Records from a data source:
○ ○ ○ ○ ○ ○ ○

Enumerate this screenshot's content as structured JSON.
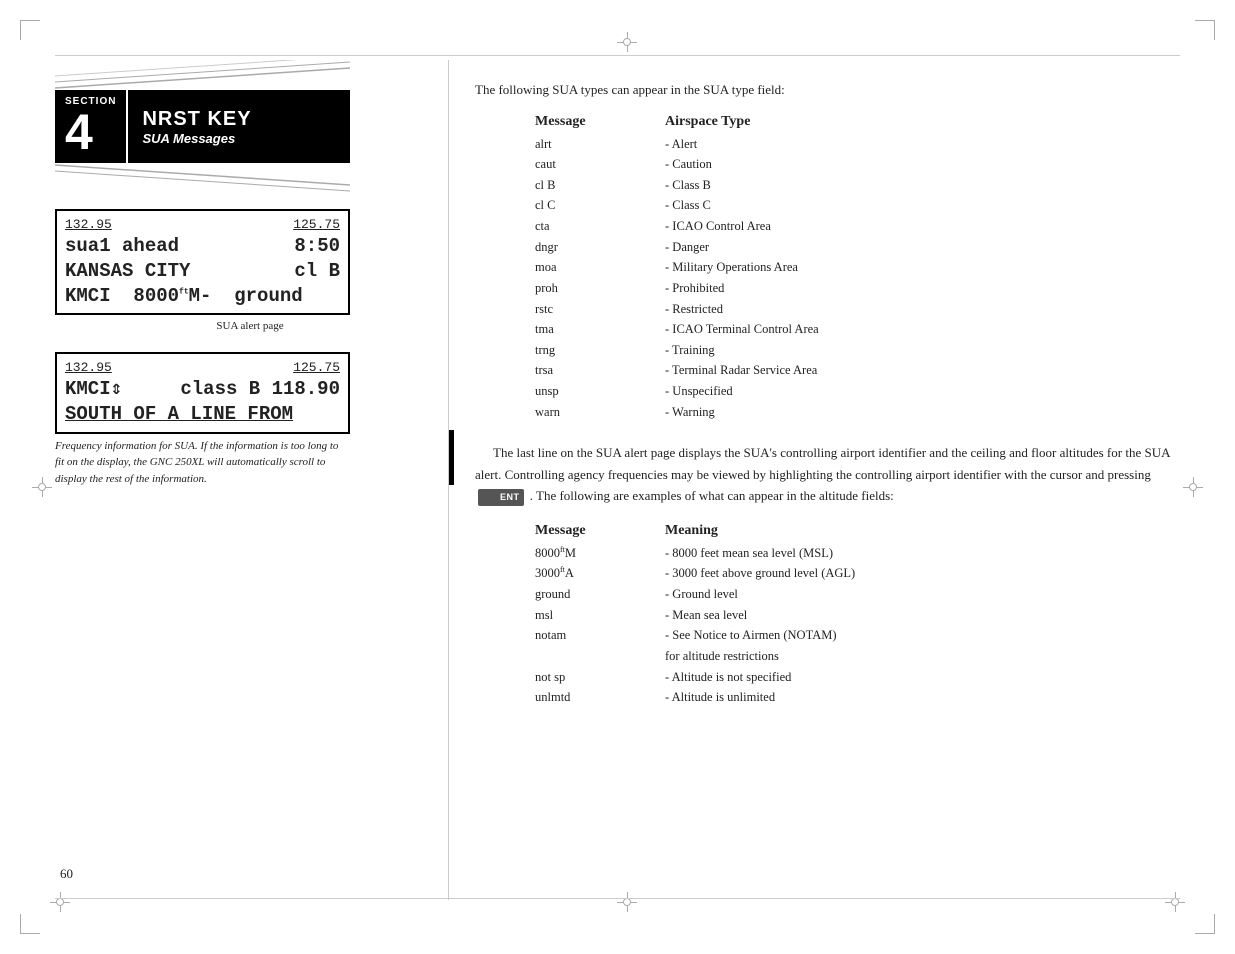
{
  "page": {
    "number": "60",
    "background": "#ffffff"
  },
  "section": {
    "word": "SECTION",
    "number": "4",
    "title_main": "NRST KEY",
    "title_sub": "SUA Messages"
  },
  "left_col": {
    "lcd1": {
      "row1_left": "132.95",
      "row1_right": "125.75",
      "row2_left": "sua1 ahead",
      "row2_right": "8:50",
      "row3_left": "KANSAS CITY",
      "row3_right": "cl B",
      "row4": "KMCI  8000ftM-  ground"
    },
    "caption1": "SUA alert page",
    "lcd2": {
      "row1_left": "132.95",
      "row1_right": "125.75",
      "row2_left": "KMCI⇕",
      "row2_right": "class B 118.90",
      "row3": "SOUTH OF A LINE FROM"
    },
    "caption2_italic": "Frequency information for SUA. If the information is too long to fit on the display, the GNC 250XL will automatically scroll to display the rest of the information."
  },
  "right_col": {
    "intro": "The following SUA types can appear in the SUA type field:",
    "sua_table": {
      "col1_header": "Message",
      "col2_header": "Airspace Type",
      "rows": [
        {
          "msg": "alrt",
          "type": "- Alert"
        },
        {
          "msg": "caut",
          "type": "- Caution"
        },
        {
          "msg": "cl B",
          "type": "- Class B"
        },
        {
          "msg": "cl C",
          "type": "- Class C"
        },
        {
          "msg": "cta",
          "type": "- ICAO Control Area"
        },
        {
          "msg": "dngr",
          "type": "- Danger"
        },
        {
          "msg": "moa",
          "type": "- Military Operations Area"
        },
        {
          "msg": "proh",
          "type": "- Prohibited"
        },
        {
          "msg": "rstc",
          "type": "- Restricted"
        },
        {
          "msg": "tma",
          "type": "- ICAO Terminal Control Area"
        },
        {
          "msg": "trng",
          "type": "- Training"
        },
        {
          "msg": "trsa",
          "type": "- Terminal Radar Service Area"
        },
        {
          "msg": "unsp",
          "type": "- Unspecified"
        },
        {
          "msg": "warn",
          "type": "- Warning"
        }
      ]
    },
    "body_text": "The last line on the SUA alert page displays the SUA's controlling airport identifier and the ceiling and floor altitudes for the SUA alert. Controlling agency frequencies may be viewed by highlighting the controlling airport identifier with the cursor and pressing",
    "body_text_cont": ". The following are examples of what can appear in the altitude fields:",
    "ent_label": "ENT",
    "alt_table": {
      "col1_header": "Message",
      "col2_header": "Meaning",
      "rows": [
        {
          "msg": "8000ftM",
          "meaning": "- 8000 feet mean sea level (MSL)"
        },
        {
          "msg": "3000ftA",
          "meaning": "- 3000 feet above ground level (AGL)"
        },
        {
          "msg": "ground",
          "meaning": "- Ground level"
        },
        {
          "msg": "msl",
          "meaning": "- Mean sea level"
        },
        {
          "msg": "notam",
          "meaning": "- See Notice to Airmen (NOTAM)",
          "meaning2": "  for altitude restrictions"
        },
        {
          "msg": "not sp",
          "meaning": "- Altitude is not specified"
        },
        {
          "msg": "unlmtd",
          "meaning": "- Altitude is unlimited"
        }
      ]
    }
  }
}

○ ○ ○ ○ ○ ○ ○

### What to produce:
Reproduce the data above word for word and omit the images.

### Result of this exercise:
Enumerate this screenshot's content as structured JSON.
{
  "page": {
    "number": "60",
    "background": "#ffffff"
  },
  "section": {
    "word": "SECTION",
    "number": "4",
    "title_main": "NRST KEY",
    "title_sub": "SUA Messages"
  },
  "left_col": {
    "lcd1": {
      "row1_left": "132.95",
      "row1_right": "125.75",
      "row2_left": "sua1 ahead",
      "row2_right": "8:50",
      "row3_left": "KANSAS CITY",
      "row3_right": "cl B",
      "row4": "KMCI  8000ftM-  ground"
    },
    "caption1": "SUA alert page",
    "lcd2": {
      "row1_left": "132.95",
      "row1_right": "125.75",
      "row2_left": "KMCI⇕",
      "row2_right": "class B 118.90",
      "row3": "SOUTH OF A LINE FROM"
    },
    "caption2_italic": "Frequency information for SUA. If the information is too long to fit on the display, the GNC 250XL will automatically scroll to display the rest of the information."
  },
  "right_col": {
    "intro": "The following SUA types can appear in the SUA type field:",
    "sua_table": {
      "col1_header": "Message",
      "col2_header": "Airspace Type",
      "rows": [
        {
          "msg": "alrt",
          "type": "- Alert"
        },
        {
          "msg": "caut",
          "type": "- Caution"
        },
        {
          "msg": "cl B",
          "type": "- Class B"
        },
        {
          "msg": "cl C",
          "type": "- Class C"
        },
        {
          "msg": "cta",
          "type": "- ICAO Control Area"
        },
        {
          "msg": "dngr",
          "type": "- Danger"
        },
        {
          "msg": "moa",
          "type": "- Military Operations Area"
        },
        {
          "msg": "proh",
          "type": "- Prohibited"
        },
        {
          "msg": "rstc",
          "type": "- Restricted"
        },
        {
          "msg": "tma",
          "type": "- ICAO Terminal Control Area"
        },
        {
          "msg": "trng",
          "type": "- Training"
        },
        {
          "msg": "trsa",
          "type": "- Terminal Radar Service Area"
        },
        {
          "msg": "unsp",
          "type": "- Unspecified"
        },
        {
          "msg": "warn",
          "type": "- Warning"
        }
      ]
    },
    "body_text": "The last line on the SUA alert page displays the SUA's controlling airport identifier and the ceiling and floor altitudes for the SUA alert. Controlling agency frequencies may be viewed by highlighting the controlling airport identifier with the cursor and pressing",
    "body_text_cont": ". The following are examples of what can appear in the altitude fields:",
    "ent_label": "ENT",
    "alt_table": {
      "col1_header": "Message",
      "col2_header": "Meaning",
      "rows": [
        {
          "msg": "8000ftM",
          "meaning": "- 8000 feet mean sea level (MSL)"
        },
        {
          "msg": "3000ftA",
          "meaning": "- 3000 feet above ground level (AGL)"
        },
        {
          "msg": "ground",
          "meaning": "- Ground level"
        },
        {
          "msg": "msl",
          "meaning": "- Mean sea level"
        },
        {
          "msg": "notam",
          "meaning": "- See Notice to Airmen (NOTAM)",
          "meaning2": "  for altitude restrictions"
        },
        {
          "msg": "not sp",
          "meaning": "- Altitude is not specified"
        },
        {
          "msg": "unlmtd",
          "meaning": "- Altitude is unlimited"
        }
      ]
    }
  }
}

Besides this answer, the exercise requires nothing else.